Quick excursions out of the city are plenty – AndoAndes runs a well-organized day trip to Enbalse el Yeso, a glacial reservoir in the Cajón del Maipo canyon up a backbreaking drive into the mountains. Once the car engine shuts and you settle in to the serene environs, tranquility is discovered along with hordes of goats casually grazing along 45-degree slopes.
Turistik runs tours to several well-known wineries in the Maipo Valley – Undurraga’s Santa Ana estate offered a low-key, casual walk through the property and an exquisite five-wine tasting. A bottle of 2013 Carménère (interesting side-note: the varietal was thought to be lost forever after Europe’s phylloxera plague in 1867 and was mistaken for Merlot in Chile until 1994, when a French researcher rediscovered it) costs only $7 (thanks Janet Yellen for the 700 CLP/USD exchange rate).
What happens when you combine the two most inhospitable geographies – arid desert and high altitude – into one sh!tstorm? You get an unexpectedly scenic oasis that recognizes life and its tenacity for survival.
A 2-hour flight from Santiago into Calama ($100 round-trip via Sky Airlines?! Crazy good deal) followed by an hour-long drive through the lone highway in the desert brings you to the adobe town of San Pedro de Atacama, elevation 2400m – part backpacker central, part pre-Columbian relic, part Antofagasta mining pitstop, and 100% the best springboard for excursions into the vast nothingness engulfing it.
Valle de la Luna/Valle de la Muerte
CosmoAndino brings our group into the nearby valleys – Valle de la Luna and Valle de la Muerte – in the late afternoon. The landscape, as the name suggests, is out of this world: lunar rock formations, purple skies, Mandelbrotian clouds, and grand volcanoes decorate the infinite expanse around you, no question a unique genesis between the parching climate and tremendous elevation.
Desert adrenaline rush
Sand boarding down 120-meter giant sand dunes and running down almost 250 meters of incline with a tour group aged 18 to 80: top 10 experiences life-to-date.
Salar de Tara/Altiplanic lagoons
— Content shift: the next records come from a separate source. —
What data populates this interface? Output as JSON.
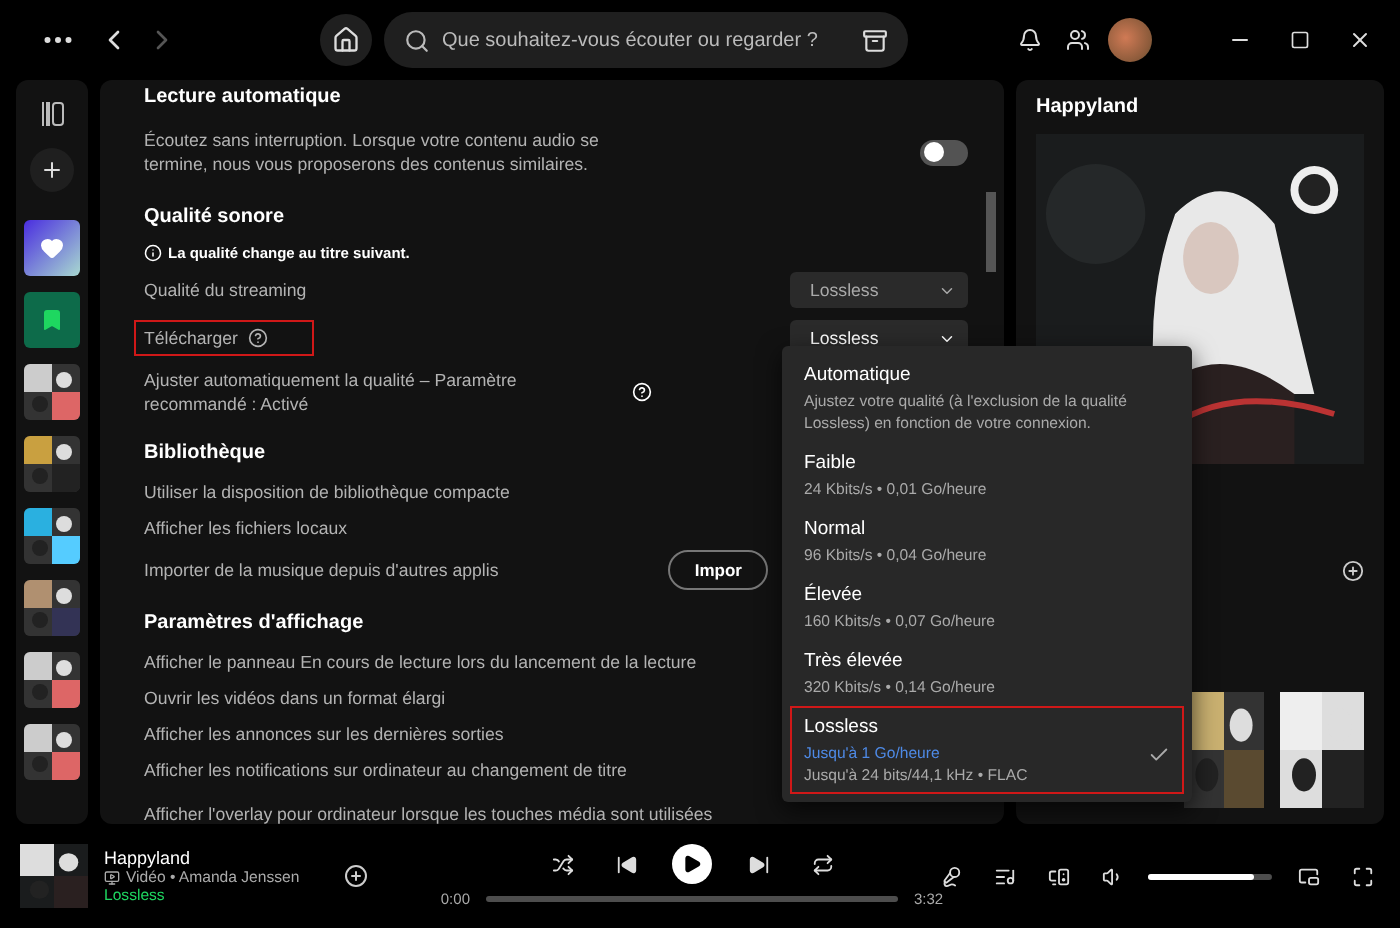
{
  "top_bar": {
    "search_placeholder": "Que souhaitez-vous écouter ou regarder ?"
  },
  "sidebar": {
    "items": [
      {
        "kind": "liked"
      },
      {
        "kind": "saved"
      },
      {
        "kind": "picture"
      },
      {
        "kind": "picture"
      },
      {
        "kind": "picture"
      },
      {
        "kind": "picture"
      },
      {
        "kind": "picture"
      },
      {
        "kind": "picture"
      }
    ]
  },
  "settings": {
    "sections": [
      {
        "title": "Lecture automatique",
        "rows": [
          {
            "kind": "toggle",
            "label": "Écoutez sans interruption. Lorsque votre contenu audio se termine, nous vous proposerons des contenus similaires.",
            "on": false
          }
        ]
      },
      {
        "title": "Qualité sonore",
        "rows": [
          {
            "kind": "note",
            "label": "La qualité change au titre suivant."
          },
          {
            "kind": "select",
            "label": "Qualité du streaming",
            "value": "Lossless",
            "open": false,
            "annotated": false
          },
          {
            "kind": "select",
            "label": "Télécharger",
            "value": "Lossless",
            "open": true,
            "annotated": true
          },
          {
            "kind": "help",
            "label": "Ajuster automatiquement la qualité – Paramètre recommandé : Activé"
          }
        ]
      },
      {
        "title": "Bibliothèque",
        "rows": [
          {
            "kind": "plain",
            "label": "Utiliser la disposition de bibliothèque compacte"
          },
          {
            "kind": "plain",
            "label": "Afficher les fichiers locaux"
          },
          {
            "kind": "button",
            "label": "Importer de la musique depuis d'autres applis",
            "button": "Impor"
          }
        ]
      },
      {
        "title": "Paramètres d'affichage",
        "rows": [
          {
            "kind": "plain",
            "label": "Afficher le panneau En cours de lecture lors du lancement de la lecture"
          },
          {
            "kind": "plain",
            "label": "Ouvrir les vidéos dans un format élargi"
          },
          {
            "kind": "plain",
            "label": "Afficher les annonces sur les dernières sorties"
          },
          {
            "kind": "plain",
            "label": "Afficher les notifications sur ordinateur au changement de titre"
          },
          {
            "kind": "plain",
            "label": "Afficher l'overlay pour ordinateur lorsque les touches média sont utilisées"
          }
        ]
      }
    ]
  },
  "quality_menu": {
    "options": [
      {
        "title": "Automatique",
        "detail": "Ajustez votre qualité (à l'exclusion de la qualité Lossless) en fonction de votre connexion.",
        "selected": false,
        "annotated": false
      },
      {
        "title": "Faible",
        "detail": "24 Kbits/s • 0,01 Go/heure",
        "selected": false,
        "annotated": false
      },
      {
        "title": "Normal",
        "detail": "96 Kbits/s • 0,04 Go/heure",
        "selected": false,
        "annotated": false
      },
      {
        "title": "Élevée",
        "detail": "160 Kbits/s • 0,07 Go/heure",
        "selected": false,
        "annotated": false
      },
      {
        "title": "Très élevée",
        "detail": "320 Kbits/s • 0,14 Go/heure",
        "selected": false,
        "annotated": false
      },
      {
        "title": "Lossless",
        "note": "Jusqu'à 1 Go/heure",
        "detail": "Jusqu'à 24 bits/44,1 kHz • FLAC",
        "selected": true,
        "annotated": true
      }
    ]
  },
  "now_playing_panel": {
    "title": "Happyland"
  },
  "player": {
    "title": "Happyland",
    "meta": "Vidéo • Amanda Jenssen",
    "quality": "Lossless",
    "elapsed": "0:00",
    "duration": "3:32",
    "progress": {
      "level": 0
    },
    "volume": {
      "level": 0.85
    }
  }
}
Unlike some of the more popular excursions, Salar de Tara was tough to find among the 50-some tour agencies in town, probably because the drive in is a proverbial journey through hell: our tour guide from Maxim Experience had to lie his way past a police checkpoint for a flood-shut road, we were assaulted by a drunk llama/alpaca herder (the first person to fit that description) for taking photos of his herd, and after 2 hours on the highway the 4×4 van went off-road into a spastic hour-long ride that would make Captain Ahab seasick. At the same time, we gain more than 2500m in elevation and all the coca tea and Mexican cokes I took in the morning failed to prevent the massive headaches from punching.
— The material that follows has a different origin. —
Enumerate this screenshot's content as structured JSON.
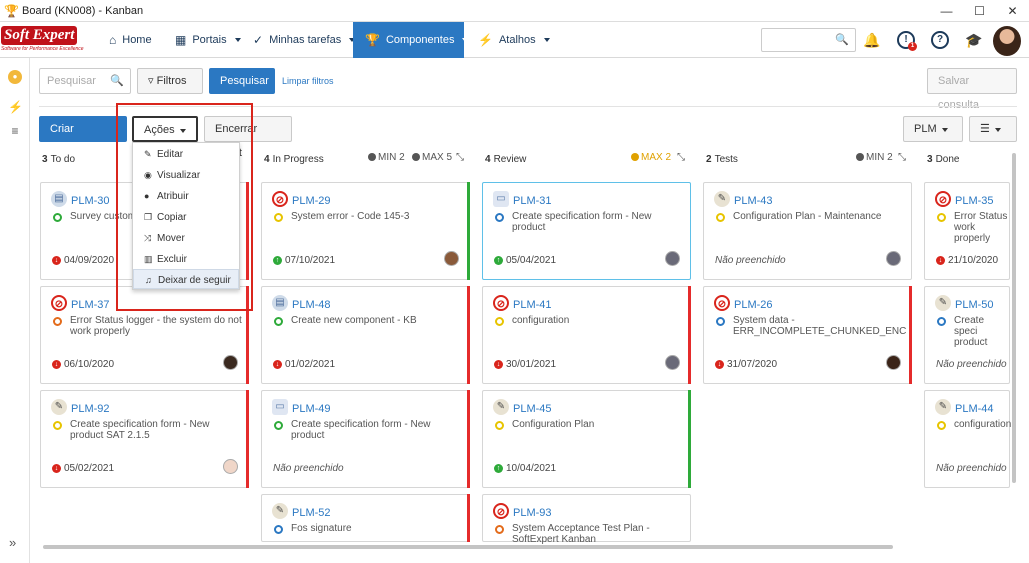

But what a reward for enduring that pain: wild vicunas, the fluffy, protected source of $2,000 scarves, thrive in these altitudes above 4000m, and roam the desert grazing on the sparse vegetation. Color combinations beyond your wildest opiate-induced fantasies. The whole place is a plain ode to the perseverance of life, how it can adapt to any condition nature throws its way, and how humble one man can feel, standing alone in an impossibly inaccessible corner of the world.
Farewell, Chile, until the beckoning of Patagonia and Easter Island grows too strong to resist – thank you for the sights, the memories, and the reminder to never stop exploring the grandeur of this boundless world.
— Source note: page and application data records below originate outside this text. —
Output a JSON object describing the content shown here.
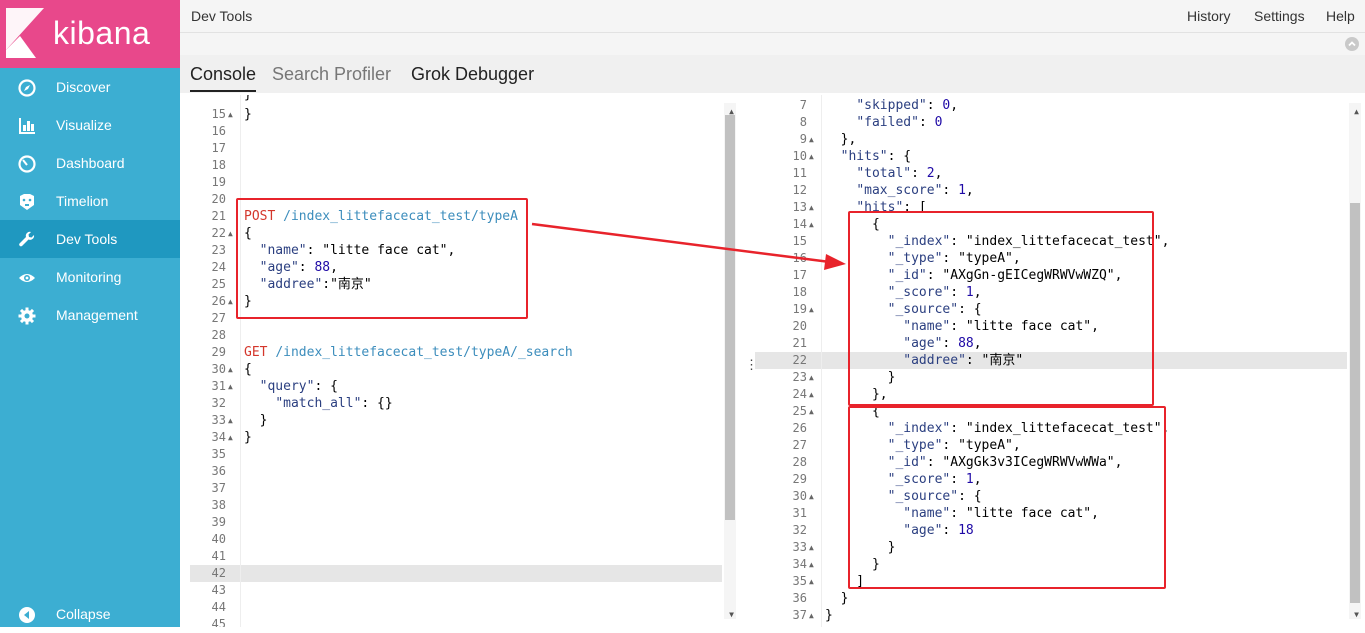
{
  "app": {
    "logo_text": "kibana"
  },
  "sidebar": {
    "items": [
      {
        "label": "Discover",
        "icon": "compass-icon"
      },
      {
        "label": "Visualize",
        "icon": "bar-chart-icon"
      },
      {
        "label": "Dashboard",
        "icon": "gauge-icon"
      },
      {
        "label": "Timelion",
        "icon": "timelion-icon"
      },
      {
        "label": "Dev Tools",
        "icon": "wrench-icon",
        "active": true
      },
      {
        "label": "Monitoring",
        "icon": "eye-icon"
      },
      {
        "label": "Management",
        "icon": "gear-icon"
      }
    ],
    "collapse_label": "Collapse"
  },
  "topbar": {
    "title": "Dev Tools",
    "history": "History",
    "settings": "Settings",
    "help": "Help"
  },
  "tabs": {
    "console": "Console",
    "search_profiler": "Search Profiler",
    "grok_debugger": "Grok Debugger"
  },
  "request_editor": {
    "lines": [
      {
        "n": "15",
        "fold": true,
        "text": "}"
      },
      {
        "n": "16",
        "text": ""
      },
      {
        "n": "17",
        "text": ""
      },
      {
        "n": "18",
        "text": ""
      },
      {
        "n": "19",
        "text": ""
      },
      {
        "n": "20",
        "text": ""
      },
      {
        "n": "21",
        "text": "POST /index_littefacecat_test/typeA"
      },
      {
        "n": "22",
        "fold": true,
        "text": "{"
      },
      {
        "n": "23",
        "text": "  \"name\": \"litte face cat\","
      },
      {
        "n": "24",
        "text": "  \"age\": 88,"
      },
      {
        "n": "25",
        "text": "  \"addree\":\"南京\""
      },
      {
        "n": "26",
        "fold": true,
        "text": "}"
      },
      {
        "n": "27",
        "text": ""
      },
      {
        "n": "28",
        "text": ""
      },
      {
        "n": "29",
        "text": "GET /index_littefacecat_test/typeA/_search"
      },
      {
        "n": "30",
        "fold": true,
        "text": "{"
      },
      {
        "n": "31",
        "fold": true,
        "text": "  \"query\": {"
      },
      {
        "n": "32",
        "text": "    \"match_all\": {}"
      },
      {
        "n": "33",
        "fold": true,
        "text": "  }"
      },
      {
        "n": "34",
        "fold": true,
        "text": "}"
      },
      {
        "n": "35",
        "text": ""
      },
      {
        "n": "36",
        "text": ""
      },
      {
        "n": "37",
        "text": ""
      },
      {
        "n": "38",
        "text": ""
      },
      {
        "n": "39",
        "text": ""
      },
      {
        "n": "40",
        "text": ""
      },
      {
        "n": "41",
        "text": ""
      },
      {
        "n": "42",
        "text": ""
      },
      {
        "n": "43",
        "text": ""
      },
      {
        "n": "44",
        "text": ""
      },
      {
        "n": "45",
        "text": ""
      }
    ],
    "active_line": "42"
  },
  "response_editor": {
    "lines": [
      {
        "n": "7",
        "text": "    \"skipped\": 0,"
      },
      {
        "n": "8",
        "text": "    \"failed\": 0"
      },
      {
        "n": "9",
        "fold": true,
        "text": "  },"
      },
      {
        "n": "10",
        "fold": true,
        "text": "  \"hits\": {"
      },
      {
        "n": "11",
        "text": "    \"total\": 2,"
      },
      {
        "n": "12",
        "text": "    \"max_score\": 1,"
      },
      {
        "n": "13",
        "fold": true,
        "text": "    \"hits\": ["
      },
      {
        "n": "14",
        "fold": true,
        "text": "      {"
      },
      {
        "n": "15",
        "text": "        \"_index\": \"index_littefacecat_test\","
      },
      {
        "n": "16",
        "text": "        \"_type\": \"typeA\","
      },
      {
        "n": "17",
        "text": "        \"_id\": \"AXgGn-gEICegWRWVwWZQ\","
      },
      {
        "n": "18",
        "text": "        \"_score\": 1,"
      },
      {
        "n": "19",
        "fold": true,
        "text": "        \"_source\": {"
      },
      {
        "n": "20",
        "text": "          \"name\": \"litte face cat\","
      },
      {
        "n": "21",
        "text": "          \"age\": 88,"
      },
      {
        "n": "22",
        "text": "          \"addree\": \"南京\""
      },
      {
        "n": "23",
        "fold": true,
        "text": "        }"
      },
      {
        "n": "24",
        "fold": true,
        "text": "      },"
      },
      {
        "n": "25",
        "fold": true,
        "text": "      {"
      },
      {
        "n": "26",
        "text": "        \"_index\": \"index_littefacecat_test\","
      },
      {
        "n": "27",
        "text": "        \"_type\": \"typeA\","
      },
      {
        "n": "28",
        "text": "        \"_id\": \"AXgGk3v3ICegWRWVwWWa\","
      },
      {
        "n": "29",
        "text": "        \"_score\": 1,"
      },
      {
        "n": "30",
        "fold": true,
        "text": "        \"_source\": {"
      },
      {
        "n": "31",
        "text": "          \"name\": \"litte face cat\","
      },
      {
        "n": "32",
        "text": "          \"age\": 18"
      },
      {
        "n": "33",
        "fold": true,
        "text": "        }"
      },
      {
        "n": "34",
        "fold": true,
        "text": "      }"
      },
      {
        "n": "35",
        "fold": true,
        "text": "    ]"
      },
      {
        "n": "36",
        "text": "  }"
      },
      {
        "n": "37",
        "fold": true,
        "text": "}"
      }
    ],
    "active_line": "22"
  },
  "colors": {
    "sidebar": "#3caed2",
    "logo_bg": "#e8488b",
    "annotation": "#e8232b"
  }
}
“Unexpected intrusions of beauty. That is what life is.” -Saul Bellow, Herzog
“There are no limits. There are only plateaus, and you must not stay there, you must go beyond them.” -Bruce Lee
“Gatsby believed in the green light, the orgastic future that year by year recedes before us. It eluded us then, but that’s no matter – tomorrow we will run faster, stretch out our arm farther….And one fine morning–
So we beat on, boats against the current, borne back ceaselessly into the past.” -F. Scott Fitzgerald, The Great Gatsby
An excellent map here of attractions around San Pedro de Atacama (notice how far you have to drive off-road to get to the heard of Salar de Tara)